The EU Commission has been examining gambling over the Internet closely especially as it relates to revenues lost in regulated gaming monopolies such as the one in Sweden.
A public hearing will be held next week in Brussels to determine if organized crime elements are profiting from unlicensed online casinos in Sweden, Germany and France.
According to EU statistics there are an estimated 15,000 gambling websites on the internet out of which 85% do not hold a valid license. The hearing will also determine how fees may be collected in the online gambling sector from those residents who choose to participate in unlicensed online casinos as well. The hearing well be open to players, online casino operators, governments and organizations involved in online gaming.

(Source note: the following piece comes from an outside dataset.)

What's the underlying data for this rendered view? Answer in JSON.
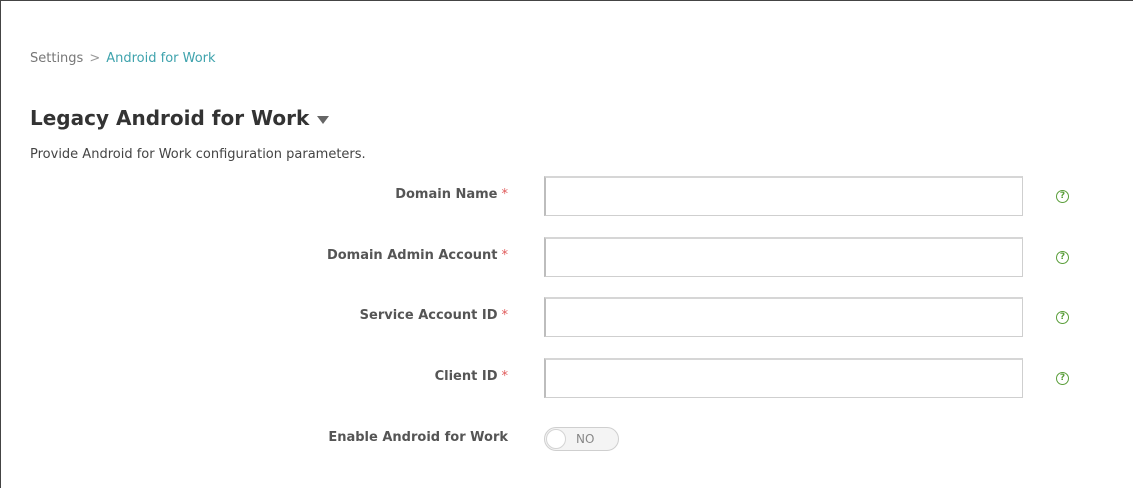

The EU Commission is considering a change of general EU gambling rules which will impact Swedish gambling laws and permit countries to collect taxes and fees from the billions in profits generated by the 85% of unlicensed internet gambling websites.
Experts forecast, that in 2011 in Europe alone, the online gaming industry will generate more than six billion Euros in untaxed profits. By 2013, The Association of Online Gamers (EGBA) estimate the total amount wagered at unlicensed casinos, sportsbooks and Swedish poker rooms will reach up to 3 billion Euros.
The EU Internal Market Commissioner, Mr. Michel Barnier, announced a full investigatory hearing to examine each member country’s rules regarding online gambling and how fees may be levied so that countries do not lose potential revenues. The commission will also examine how fraud, money laundering and compulsive gambling affect countries with more liberalized gaming policies versus those with restrictive policies.